While safety is not the only significant area influencing employee engagement, it is one of the most definable and measurable. Additionally, lack of safety in the manufacturing industry leads to disastrous consequences – endangering employees, destroying production, and huge financial losses to name a few. Improving workforce safety should include several initiatives.
1. Make your intention known. As Kleinfeld stated in the Industry Week article, “People don’t care how much you know until they know how much you care.’ It starts with respect, treating employees with dignity, ensuring that their ideas count, and including them as part of the team.” Make a big deal out of your improved safety initiative. Share your plan with your entire team, and keep everyone updated on your progress. Ensure to each employee that this is an effort that will remain a priority long-term.
2. Gather feedback. Who knows the dangers of a job better than the people doing that job every day? Ask for input on areas that need the most attention. Find out what employee concerns are. Inquire whether they have appropriate training. Ask key employees from each area to form a task force to help you regularly outline problems and solutions. Put them in charge of these matters that most affect them.
3. Assess the ergonomic needs of physical jobs. What can you redesign to cut down on bending, twisting, reaching, lifting carrying, pushing, pulling, and gripping? What are the most repetitive movements? Additionally, is visibility or an obstructed pathway a dangerous issue anywhere?
4. Provide the right equipment and tools to solve the problems. In some cases, ergonomic improvements are minor, but sometimes you have to do more. What are the biggest, heaviest objects your employees have to move? Can you automate that? How many people does it take to move an object? Is there equipment that allows one person to safely transport that object?
Equipment is a touchy subject for some people because it often requires a major investment. However, if it makes a job safer and easier, several things will happen. First, employees will know you care because you’re investing in them. Remember, employees who feel cared for will work harder for you. Second, if the equipment is eliminating risk of injury, savings can range from thousands to millions from spared medical, insurance, and worker’s comp costs. Third, these machines are designed to accelerate productivity.
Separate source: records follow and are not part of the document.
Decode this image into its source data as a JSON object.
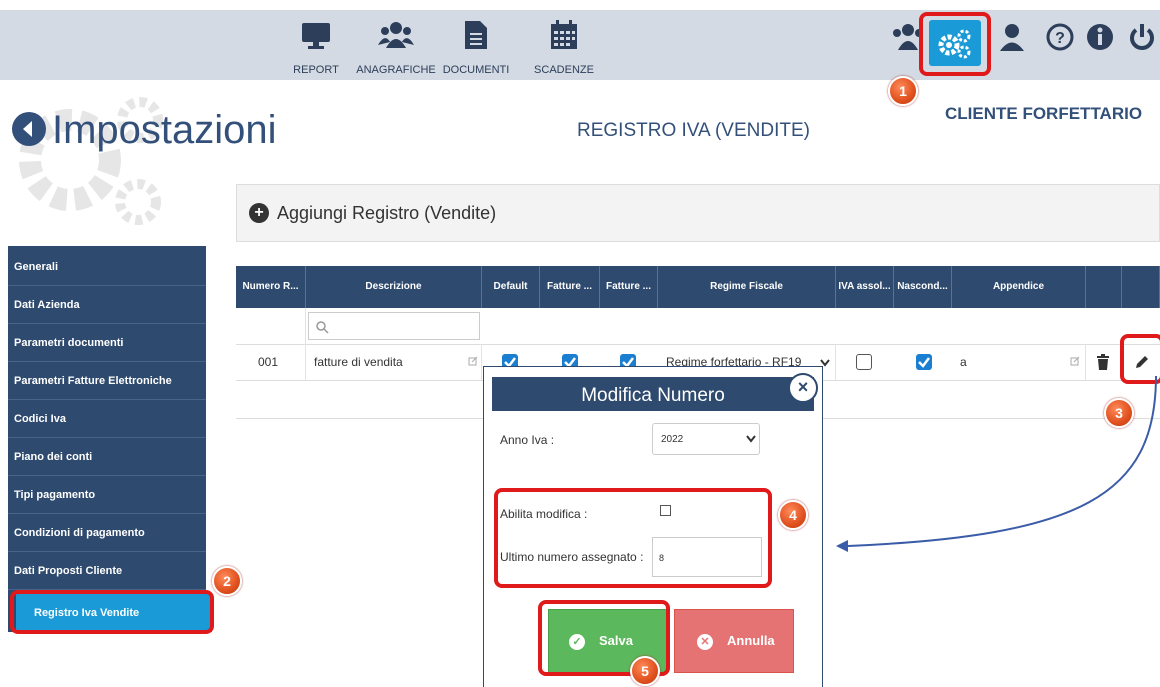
{
  "topnav": {
    "items": [
      {
        "label": "REPORT",
        "icon": "monitor-icon"
      },
      {
        "label": "ANAGRAFICHE",
        "icon": "users-icon"
      },
      {
        "label": "DOCUMENTI",
        "icon": "document-icon"
      },
      {
        "label": "SCADENZE",
        "icon": "calendar-icon"
      }
    ],
    "right_icons": [
      "users-icon",
      "gears-icon",
      "user-icon",
      "help-icon",
      "info-icon",
      "power-icon"
    ]
  },
  "header": {
    "title": "Impostazioni",
    "section": "REGISTRO IVA (VENDITE)",
    "client": "CLIENTE FORFETTARIO"
  },
  "add_button": {
    "label": "Aggiungi Registro (Vendite)"
  },
  "sidebar": {
    "items": [
      {
        "label": "Generali"
      },
      {
        "label": "Dati Azienda"
      },
      {
        "label": "Parametri documenti"
      },
      {
        "label": "Parametri Fatture Elettroniche"
      },
      {
        "label": "Codici Iva"
      },
      {
        "label": "Piano dei conti"
      },
      {
        "label": "Tipi pagamento"
      },
      {
        "label": "Condizioni di pagamento"
      },
      {
        "label": "Dati Proposti Cliente"
      },
      {
        "label": "Registro Iva Vendite"
      }
    ],
    "active": "Registro Iva Vendite"
  },
  "table": {
    "columns": [
      "Numero R...",
      "Descrizione",
      "Default",
      "Fatture ...",
      "Fatture ...",
      "Regime Fiscale",
      "IVA assol...",
      "Nascond...",
      "Appendice",
      "",
      ""
    ],
    "rows": [
      {
        "numero": "001",
        "descrizione": "fatture di vendita",
        "default": true,
        "fatture1": true,
        "fatture2": true,
        "regime": "Regime forfettario - RF19",
        "iva_assolta": false,
        "nascondi": true,
        "appendice": "a"
      }
    ]
  },
  "dialog": {
    "title": "Modifica Numero",
    "anno_label": "Anno Iva :",
    "anno_value": "2022",
    "abilita_label": "Abilita modifica :",
    "abilita_checked": false,
    "ultimo_label": "Ultimo numero assegnato :",
    "ultimo_value": "8",
    "save_label": "Salva",
    "cancel_label": "Annulla"
  },
  "steps": [
    "1",
    "2",
    "3",
    "4",
    "5"
  ],
  "colors": {
    "navy": "#2e4a6e",
    "accent": "#1a9bd7",
    "annotation_red": "#e01a1a",
    "step_orange": "#e0501e",
    "save_green": "#5cb85c",
    "cancel_red": "#e57373"
  }
}
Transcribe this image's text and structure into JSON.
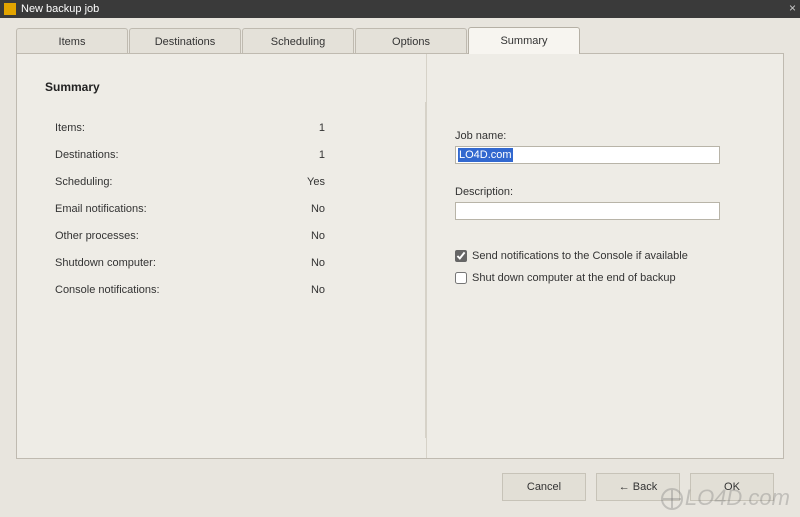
{
  "window": {
    "title": "New backup job",
    "close_glyph": "×"
  },
  "tabs": [
    {
      "label": "Items",
      "active": false
    },
    {
      "label": "Destinations",
      "active": false
    },
    {
      "label": "Scheduling",
      "active": false
    },
    {
      "label": "Options",
      "active": false
    },
    {
      "label": "Summary",
      "active": true
    }
  ],
  "summary": {
    "heading": "Summary",
    "rows": [
      {
        "label": "Items:",
        "value": "1"
      },
      {
        "label": "Destinations:",
        "value": "1"
      },
      {
        "label": "Scheduling:",
        "value": "Yes"
      },
      {
        "label": "Email notifications:",
        "value": "No"
      },
      {
        "label": "Other processes:",
        "value": "No"
      },
      {
        "label": "Shutdown computer:",
        "value": "No"
      },
      {
        "label": "Console notifications:",
        "value": "No"
      }
    ]
  },
  "form": {
    "jobname_label": "Job name:",
    "jobname_value": "LO4D.com",
    "description_label": "Description:",
    "description_value": "",
    "checkbox1": {
      "label": "Send notifications to the Console if available",
      "checked": true
    },
    "checkbox2": {
      "label": "Shut down computer at the end of backup",
      "checked": false
    }
  },
  "buttons": {
    "cancel": "Cancel",
    "back": "Back",
    "ok": "OK"
  },
  "watermark": "LO4D.com"
}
Output will increase along with quality, thereby increasing revenue.
Some equipment is more versatile than others, so you have opportunities to “shop smart.” For example, the power tug is gaining a lot of traction in the manufacturing industry because of its numerous applications, ease of use, and effect on productivity. This equipment is designed specifically for pushing and pulling jobs. Their load capabilities range by model, but they all attach to anything on wheels. One person – with no special training – can use one tug to move a single heavy object or multiple carts full of material (hooked together like train cars). Work is done quickly and safely when a power tug is used. These tugs are so practical that they are replacing lift trucks in facilities that choose to convert to forklift-free.
For jobs that don’t require pushing and pulling, do some research to see if there is a comparable piece of equipment that can be multi-purposed. However, if a job really needs a special machine to only do that one thing, don’t cheap out by trying to just make something work. Get the automated equipment that is specific to that task. In the long run, it is the smartest, safest decision. If you’re going to truly engage your employees with a safety initiative, be all in.
For information on the applications and specifications of power tugs, contact Load Mover Inc. This company is committed to building the safest, most durable power tugs on the market. Load Mover experts have worked with people in a variety of industries to assess how and if their equipment will benefit a business. For a genuine analysis or explanation of Load Mover tug’s capabilities, email email@example.com, or call 952-767-1720.